(Dataset rows describing interfaces)
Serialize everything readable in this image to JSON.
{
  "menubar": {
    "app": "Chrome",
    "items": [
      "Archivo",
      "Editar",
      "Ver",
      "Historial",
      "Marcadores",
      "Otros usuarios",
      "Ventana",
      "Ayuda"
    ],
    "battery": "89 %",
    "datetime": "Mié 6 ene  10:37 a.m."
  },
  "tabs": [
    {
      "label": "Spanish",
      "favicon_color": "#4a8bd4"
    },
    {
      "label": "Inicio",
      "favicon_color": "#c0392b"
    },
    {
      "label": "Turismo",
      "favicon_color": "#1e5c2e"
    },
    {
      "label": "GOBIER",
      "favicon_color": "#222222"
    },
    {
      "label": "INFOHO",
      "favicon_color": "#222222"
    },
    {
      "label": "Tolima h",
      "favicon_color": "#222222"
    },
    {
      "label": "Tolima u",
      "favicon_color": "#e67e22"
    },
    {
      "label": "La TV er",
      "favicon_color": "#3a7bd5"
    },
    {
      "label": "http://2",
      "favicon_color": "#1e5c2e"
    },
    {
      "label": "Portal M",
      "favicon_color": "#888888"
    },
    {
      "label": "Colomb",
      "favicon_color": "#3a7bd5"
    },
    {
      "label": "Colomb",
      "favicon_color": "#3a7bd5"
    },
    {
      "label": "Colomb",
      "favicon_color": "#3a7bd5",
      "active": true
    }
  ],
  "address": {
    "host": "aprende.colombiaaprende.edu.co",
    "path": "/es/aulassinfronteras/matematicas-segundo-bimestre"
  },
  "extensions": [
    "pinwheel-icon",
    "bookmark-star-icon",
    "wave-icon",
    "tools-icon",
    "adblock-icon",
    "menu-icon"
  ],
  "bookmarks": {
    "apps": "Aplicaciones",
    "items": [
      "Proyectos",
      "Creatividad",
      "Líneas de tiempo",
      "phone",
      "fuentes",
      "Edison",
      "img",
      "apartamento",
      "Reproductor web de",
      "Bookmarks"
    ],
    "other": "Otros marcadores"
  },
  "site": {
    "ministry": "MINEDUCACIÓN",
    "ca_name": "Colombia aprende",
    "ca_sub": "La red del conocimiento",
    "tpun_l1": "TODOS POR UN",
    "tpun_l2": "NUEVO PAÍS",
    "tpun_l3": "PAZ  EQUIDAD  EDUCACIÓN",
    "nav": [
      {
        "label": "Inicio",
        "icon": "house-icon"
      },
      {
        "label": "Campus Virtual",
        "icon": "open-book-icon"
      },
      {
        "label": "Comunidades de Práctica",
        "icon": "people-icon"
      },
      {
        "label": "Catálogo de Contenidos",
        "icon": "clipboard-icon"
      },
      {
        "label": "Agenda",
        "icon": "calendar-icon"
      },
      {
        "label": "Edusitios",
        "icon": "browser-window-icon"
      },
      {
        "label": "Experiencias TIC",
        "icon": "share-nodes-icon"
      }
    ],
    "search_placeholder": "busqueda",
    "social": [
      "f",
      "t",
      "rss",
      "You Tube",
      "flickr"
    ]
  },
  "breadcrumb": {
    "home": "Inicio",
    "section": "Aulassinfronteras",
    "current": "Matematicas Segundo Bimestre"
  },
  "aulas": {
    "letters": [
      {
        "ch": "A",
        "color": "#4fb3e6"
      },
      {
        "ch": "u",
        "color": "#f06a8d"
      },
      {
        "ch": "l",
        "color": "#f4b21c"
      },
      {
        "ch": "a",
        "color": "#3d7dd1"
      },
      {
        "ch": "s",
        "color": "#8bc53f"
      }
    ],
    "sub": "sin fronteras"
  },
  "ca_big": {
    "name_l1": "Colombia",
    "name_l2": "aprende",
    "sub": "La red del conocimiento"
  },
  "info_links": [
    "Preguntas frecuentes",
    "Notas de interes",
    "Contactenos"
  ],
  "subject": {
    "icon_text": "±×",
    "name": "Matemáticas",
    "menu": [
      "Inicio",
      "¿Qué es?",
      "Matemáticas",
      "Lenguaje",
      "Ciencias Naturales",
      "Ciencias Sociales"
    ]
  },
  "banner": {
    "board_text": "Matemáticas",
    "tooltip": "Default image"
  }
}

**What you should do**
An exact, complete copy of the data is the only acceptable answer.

**Result for this exercise**
Serialize everything readable in this image to JSON.
{
  "menubar": {
    "app": "Chrome",
    "items": [
      "Archivo",
      "Editar",
      "Ver",
      "Historial",
      "Marcadores",
      "Otros usuarios",
      "Ventana",
      "Ayuda"
    ],
    "battery": "89 %",
    "datetime": "Mié 6 ene  10:37 a.m."
  },
  "tabs": [
    {
      "label": "Spanish",
      "favicon_color": "#4a8bd4"
    },
    {
      "label": "Inicio",
      "favicon_color": "#c0392b"
    },
    {
      "label": "Turismo",
      "favicon_color": "#1e5c2e"
    },
    {
      "label": "GOBIER",
      "favicon_color": "#222222"
    },
    {
      "label": "INFOHO",
      "favicon_color": "#222222"
    },
    {
      "label": "Tolima h",
      "favicon_color": "#222222"
    },
    {
      "label": "Tolima u",
      "favicon_color": "#e67e22"
    },
    {
      "label": "La TV er",
      "favicon_color": "#3a7bd5"
    },
    {
      "label": "http://2",
      "favicon_color": "#1e5c2e"
    },
    {
      "label": "Portal M",
      "favicon_color": "#888888"
    },
    {
      "label": "Colomb",
      "favicon_color": "#3a7bd5"
    },
    {
      "label": "Colomb",
      "favicon_color": "#3a7bd5"
    },
    {
      "label": "Colomb",
      "favicon_color": "#3a7bd5",
      "active": true
    }
  ],
  "address": {
    "host": "aprende.colombiaaprende.edu.co",
    "path": "/es/aulassinfronteras/matematicas-segundo-bimestre"
  },
  "extensions": [
    "pinwheel-icon",
    "bookmark-star-icon",
    "wave-icon",
    "tools-icon",
    "adblock-icon",
    "menu-icon"
  ],
  "bookmarks": {
    "apps": "Aplicaciones",
    "items": [
      "Proyectos",
      "Creatividad",
      "Líneas de tiempo",
      "phone",
      "fuentes",
      "Edison",
      "img",
      "apartamento",
      "Reproductor web de",
      "Bookmarks"
    ],
    "other": "Otros marcadores"
  },
  "site": {
    "ministry": "MINEDUCACIÓN",
    "ca_name": "Colombia aprende",
    "ca_sub": "La red del conocimiento",
    "tpun_l1": "TODOS POR UN",
    "tpun_l2": "NUEVO PAÍS",
    "tpun_l3": "PAZ  EQUIDAD  EDUCACIÓN",
    "nav": [
      {
        "label": "Inicio",
        "icon": "house-icon"
      },
      {
        "label": "Campus Virtual",
        "icon": "open-book-icon"
      },
      {
        "label": "Comunidades de Práctica",
        "icon": "people-icon"
      },
      {
        "label": "Catálogo de Contenidos",
        "icon": "clipboard-icon"
      },
      {
        "label": "Agenda",
        "icon": "calendar-icon"
      },
      {
        "label": "Edusitios",
        "icon": "browser-window-icon"
      },
      {
        "label": "Experiencias TIC",
        "icon": "share-nodes-icon"
      }
    ],
    "search_placeholder": "busqueda",
    "social": [
      "f",
      "t",
      "rss",
      "You Tube",
      "flickr"
    ]
  },
  "breadcrumb": {
    "home": "Inicio",
    "section": "Aulassinfronteras",
    "current": "Matematicas Segundo Bimestre"
  },
  "aulas": {
    "letters": [
      {
        "ch": "A",
        "color": "#4fb3e6"
      },
      {
        "ch": "u",
        "color": "#f06a8d"
      },
      {
        "ch": "l",
        "color": "#f4b21c"
      },
      {
        "ch": "a",
        "color": "#3d7dd1"
      },
      {
        "ch": "s",
        "color": "#8bc53f"
      }
    ],
    "sub": "sin fronteras"
  },
  "ca_big": {
    "name_l1": "Colombia",
    "name_l2": "aprende",
    "sub": "La red del conocimiento"
  },
  "info_links": [
    "Preguntas frecuentes",
    "Notas de interes",
    "Contactenos"
  ],
  "subject": {
    "icon_text": "±×",
    "name": "Matemáticas",
    "menu": [
      "Inicio",
      "¿Qué es?",
      "Matemáticas",
      "Lenguaje",
      "Ciencias Naturales",
      "Ciencias Sociales"
    ]
  },
  "banner": {
    "board_text": "Matemáticas",
    "tooltip": "Default image"
  }
}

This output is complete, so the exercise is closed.